person must, in the exercise of his rights and in the performance of his duties, act
with justice, give everyone his due, and observe honesty and good faith. A violation
of such principle constitutes an abuse of rights, a tortuous conduct. The elements
of an abuse of rights under Article 19 are: (1) there is a legal right or duty; (2) which
is exercised in bad faith; (3) for the sole intent of prejudicing or injuring another.
Petitioners are also expected to respect respondents dignity, personality, privacy
and peace of mind under Article 26 of the Civil Code, which provides:
ART. 26. Every person shall respect the dignity, personality, privacy and peace of
mind of his neighbors and other persons. The following and similar acts, though
they may not constitute a criminal offense, shall produce a cause of action for
damages, prevention and other relief:
(1)

Prying into the privacy of anothers residence;

(2)
another;

Meddling with or disturbing the private life or family relations of

(3)

Intriguing to cause another to be alienated from his friends;

(4)
Vexing or humiliating another on account of his religious beliefs, lowly
station in life, place of birth, physical defect, or other personal condition.

The public has a right to see and copy judicial records and documents. However,
this is not a case of the public seeking and being denied access to judicial records
and documents. The controversy is rooted in the dissemination by petitioners of the
MeTC judgment against respondent to Horseshoe Village homeowners, who were
not involved at all in the unlawful detainer case, thus, purportedly affecting
negatively respondents good name and reputation among said homeowners.

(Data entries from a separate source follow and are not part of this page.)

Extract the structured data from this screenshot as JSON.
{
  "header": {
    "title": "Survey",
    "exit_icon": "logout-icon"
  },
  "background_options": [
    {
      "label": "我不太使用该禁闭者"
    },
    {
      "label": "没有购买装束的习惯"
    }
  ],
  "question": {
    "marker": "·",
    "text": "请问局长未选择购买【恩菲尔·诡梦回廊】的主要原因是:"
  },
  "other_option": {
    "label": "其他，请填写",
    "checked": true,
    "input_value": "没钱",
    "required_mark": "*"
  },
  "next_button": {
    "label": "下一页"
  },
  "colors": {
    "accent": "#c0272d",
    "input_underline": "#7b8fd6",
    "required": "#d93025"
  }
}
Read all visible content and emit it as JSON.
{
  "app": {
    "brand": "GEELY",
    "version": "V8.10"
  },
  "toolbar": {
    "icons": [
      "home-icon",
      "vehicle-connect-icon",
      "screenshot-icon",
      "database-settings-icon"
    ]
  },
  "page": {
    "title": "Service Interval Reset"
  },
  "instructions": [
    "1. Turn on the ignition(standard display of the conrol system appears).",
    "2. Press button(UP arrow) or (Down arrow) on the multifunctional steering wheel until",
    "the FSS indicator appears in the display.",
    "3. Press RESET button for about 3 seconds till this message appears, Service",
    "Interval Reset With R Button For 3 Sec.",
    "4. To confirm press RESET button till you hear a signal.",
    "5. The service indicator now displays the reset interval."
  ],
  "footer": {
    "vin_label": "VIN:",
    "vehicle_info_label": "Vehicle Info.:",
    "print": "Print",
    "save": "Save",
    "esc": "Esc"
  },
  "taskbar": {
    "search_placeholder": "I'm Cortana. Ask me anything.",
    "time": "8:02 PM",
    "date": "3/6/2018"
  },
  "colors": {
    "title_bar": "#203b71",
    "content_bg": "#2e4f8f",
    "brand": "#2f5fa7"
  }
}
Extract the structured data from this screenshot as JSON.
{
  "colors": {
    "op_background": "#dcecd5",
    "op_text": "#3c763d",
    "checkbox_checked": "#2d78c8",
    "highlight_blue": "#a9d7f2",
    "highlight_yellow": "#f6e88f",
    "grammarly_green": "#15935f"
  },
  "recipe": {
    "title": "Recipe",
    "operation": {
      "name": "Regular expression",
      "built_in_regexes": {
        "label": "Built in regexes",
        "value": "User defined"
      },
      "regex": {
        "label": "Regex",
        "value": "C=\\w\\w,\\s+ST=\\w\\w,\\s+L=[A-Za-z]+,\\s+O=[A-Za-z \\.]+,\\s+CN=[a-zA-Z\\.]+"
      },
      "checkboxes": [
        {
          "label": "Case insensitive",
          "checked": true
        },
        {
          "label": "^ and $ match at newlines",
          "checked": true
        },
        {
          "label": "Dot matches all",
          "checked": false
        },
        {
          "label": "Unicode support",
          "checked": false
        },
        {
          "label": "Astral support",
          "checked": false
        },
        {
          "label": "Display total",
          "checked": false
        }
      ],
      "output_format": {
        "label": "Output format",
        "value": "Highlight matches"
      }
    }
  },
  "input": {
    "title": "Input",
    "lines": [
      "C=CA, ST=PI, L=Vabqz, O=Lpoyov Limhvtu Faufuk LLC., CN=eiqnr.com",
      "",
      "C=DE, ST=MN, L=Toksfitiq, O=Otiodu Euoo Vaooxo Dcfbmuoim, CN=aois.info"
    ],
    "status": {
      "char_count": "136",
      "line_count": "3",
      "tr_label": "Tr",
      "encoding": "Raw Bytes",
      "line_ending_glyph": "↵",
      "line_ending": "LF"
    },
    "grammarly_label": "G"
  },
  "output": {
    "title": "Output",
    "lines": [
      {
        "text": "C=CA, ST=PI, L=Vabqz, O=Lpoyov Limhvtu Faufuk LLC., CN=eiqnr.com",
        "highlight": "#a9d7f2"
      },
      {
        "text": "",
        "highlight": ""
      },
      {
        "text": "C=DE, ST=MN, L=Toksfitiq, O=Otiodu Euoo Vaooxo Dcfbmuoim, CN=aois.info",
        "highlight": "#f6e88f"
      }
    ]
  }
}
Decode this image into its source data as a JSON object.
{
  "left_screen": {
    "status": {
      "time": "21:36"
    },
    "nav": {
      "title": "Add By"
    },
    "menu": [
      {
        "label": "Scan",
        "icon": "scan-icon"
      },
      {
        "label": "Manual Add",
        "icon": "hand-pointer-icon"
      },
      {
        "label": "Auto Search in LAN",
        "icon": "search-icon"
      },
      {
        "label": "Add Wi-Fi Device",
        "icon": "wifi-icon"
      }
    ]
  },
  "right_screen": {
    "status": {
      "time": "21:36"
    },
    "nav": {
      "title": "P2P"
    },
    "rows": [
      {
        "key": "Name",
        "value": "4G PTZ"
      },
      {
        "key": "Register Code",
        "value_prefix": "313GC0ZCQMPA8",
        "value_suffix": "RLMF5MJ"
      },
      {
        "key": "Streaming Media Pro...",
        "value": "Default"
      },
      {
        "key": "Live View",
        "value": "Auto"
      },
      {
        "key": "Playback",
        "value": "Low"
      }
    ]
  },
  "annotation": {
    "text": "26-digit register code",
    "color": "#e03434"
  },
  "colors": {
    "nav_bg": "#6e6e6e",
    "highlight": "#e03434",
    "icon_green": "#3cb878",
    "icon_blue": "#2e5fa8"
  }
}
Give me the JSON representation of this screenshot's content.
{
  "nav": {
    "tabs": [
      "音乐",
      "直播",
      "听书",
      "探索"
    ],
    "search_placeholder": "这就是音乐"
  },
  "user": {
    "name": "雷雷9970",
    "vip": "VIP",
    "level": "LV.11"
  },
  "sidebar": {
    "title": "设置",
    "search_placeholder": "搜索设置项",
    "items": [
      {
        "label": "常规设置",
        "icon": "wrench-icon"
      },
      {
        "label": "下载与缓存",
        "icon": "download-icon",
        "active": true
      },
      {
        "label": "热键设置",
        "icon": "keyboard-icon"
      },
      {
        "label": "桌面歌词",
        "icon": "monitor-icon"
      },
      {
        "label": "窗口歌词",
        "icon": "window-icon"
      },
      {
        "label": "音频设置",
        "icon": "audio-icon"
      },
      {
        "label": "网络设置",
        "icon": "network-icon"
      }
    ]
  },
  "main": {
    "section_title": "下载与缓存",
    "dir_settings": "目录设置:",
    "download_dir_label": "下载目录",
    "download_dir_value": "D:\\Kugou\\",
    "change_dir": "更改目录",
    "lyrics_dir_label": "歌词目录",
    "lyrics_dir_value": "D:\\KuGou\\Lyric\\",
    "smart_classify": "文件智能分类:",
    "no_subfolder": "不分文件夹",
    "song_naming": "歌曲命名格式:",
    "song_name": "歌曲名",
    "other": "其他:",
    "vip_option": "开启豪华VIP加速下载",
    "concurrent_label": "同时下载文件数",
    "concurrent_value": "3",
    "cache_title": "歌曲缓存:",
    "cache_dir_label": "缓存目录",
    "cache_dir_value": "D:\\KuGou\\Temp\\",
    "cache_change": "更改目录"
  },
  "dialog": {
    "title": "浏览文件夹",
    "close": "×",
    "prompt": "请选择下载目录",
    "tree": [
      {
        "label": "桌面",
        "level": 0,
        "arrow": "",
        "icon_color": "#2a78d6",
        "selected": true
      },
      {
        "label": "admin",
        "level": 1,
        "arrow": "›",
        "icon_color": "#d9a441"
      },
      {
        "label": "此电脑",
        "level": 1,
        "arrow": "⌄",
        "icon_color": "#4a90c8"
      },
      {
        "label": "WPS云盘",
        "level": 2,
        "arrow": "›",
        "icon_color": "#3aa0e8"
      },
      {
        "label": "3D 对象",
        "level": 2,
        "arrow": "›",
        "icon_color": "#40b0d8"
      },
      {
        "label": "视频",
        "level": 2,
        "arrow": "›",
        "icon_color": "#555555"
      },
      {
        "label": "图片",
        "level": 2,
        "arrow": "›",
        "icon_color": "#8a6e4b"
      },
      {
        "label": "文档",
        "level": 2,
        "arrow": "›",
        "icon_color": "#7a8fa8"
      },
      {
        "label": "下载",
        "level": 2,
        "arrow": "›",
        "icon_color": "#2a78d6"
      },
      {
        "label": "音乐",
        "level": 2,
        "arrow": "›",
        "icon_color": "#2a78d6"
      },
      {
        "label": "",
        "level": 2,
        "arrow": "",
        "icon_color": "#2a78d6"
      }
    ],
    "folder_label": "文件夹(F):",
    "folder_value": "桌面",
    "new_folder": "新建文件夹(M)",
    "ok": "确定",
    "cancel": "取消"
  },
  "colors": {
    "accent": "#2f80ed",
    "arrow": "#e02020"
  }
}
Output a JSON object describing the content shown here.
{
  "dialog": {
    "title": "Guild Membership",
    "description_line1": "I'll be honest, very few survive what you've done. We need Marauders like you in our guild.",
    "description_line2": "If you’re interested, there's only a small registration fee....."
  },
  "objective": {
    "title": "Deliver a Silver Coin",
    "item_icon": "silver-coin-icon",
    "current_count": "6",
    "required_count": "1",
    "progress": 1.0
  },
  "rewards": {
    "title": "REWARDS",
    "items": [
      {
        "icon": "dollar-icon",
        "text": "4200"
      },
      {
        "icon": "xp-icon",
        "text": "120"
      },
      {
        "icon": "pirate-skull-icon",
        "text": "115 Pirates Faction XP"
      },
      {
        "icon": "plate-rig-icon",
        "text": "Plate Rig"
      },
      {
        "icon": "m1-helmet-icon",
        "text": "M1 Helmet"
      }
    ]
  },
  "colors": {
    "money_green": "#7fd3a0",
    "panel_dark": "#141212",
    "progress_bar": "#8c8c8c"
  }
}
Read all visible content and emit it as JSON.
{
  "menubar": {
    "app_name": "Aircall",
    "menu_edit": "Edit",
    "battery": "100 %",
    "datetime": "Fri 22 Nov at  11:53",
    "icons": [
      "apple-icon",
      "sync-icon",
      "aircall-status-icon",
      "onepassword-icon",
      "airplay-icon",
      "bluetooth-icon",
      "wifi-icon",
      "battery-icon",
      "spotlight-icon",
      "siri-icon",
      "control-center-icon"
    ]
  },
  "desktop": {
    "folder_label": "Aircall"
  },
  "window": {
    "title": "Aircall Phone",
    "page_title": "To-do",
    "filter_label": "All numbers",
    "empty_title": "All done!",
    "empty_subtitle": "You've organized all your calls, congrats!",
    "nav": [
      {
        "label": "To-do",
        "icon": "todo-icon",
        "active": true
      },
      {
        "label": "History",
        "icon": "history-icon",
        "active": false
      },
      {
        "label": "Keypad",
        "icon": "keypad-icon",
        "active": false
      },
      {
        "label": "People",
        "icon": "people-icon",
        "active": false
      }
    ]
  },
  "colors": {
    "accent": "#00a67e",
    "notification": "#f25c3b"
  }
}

The
unlawful detainer case was a private dispute between petitioners and respondent,
and the MeTC decision against respondent was then still pending appeal before the
RTC-Branch 88, rendering suspect petitioners intentions for distributing copies of
said MeTC decision to non-parties in the case. While petitioners were free to copy
and distribute such copies of the MeTC judgment to the public, the question is
whether they did so with the intent of humiliating respondent and destroying the
latters good name and reputation in the community.
Nevertheless, we further declare that the Court of Appeals erred in already
awarding moral and exemplary damages in respondents favor when the parties
have not yet had the chance to present any evidence before the RTC-Branch 227. In
civil cases, he who alleges a fact has the burden of proving it by a preponderance of
evidence. It is incumbent upon the party claiming affirmative relief from the court to

convincingly prove its claim. Bare allegations, unsubstantiated by evidence are not
equivalent to proof under our Rules. In short, mere allegations are not evidence.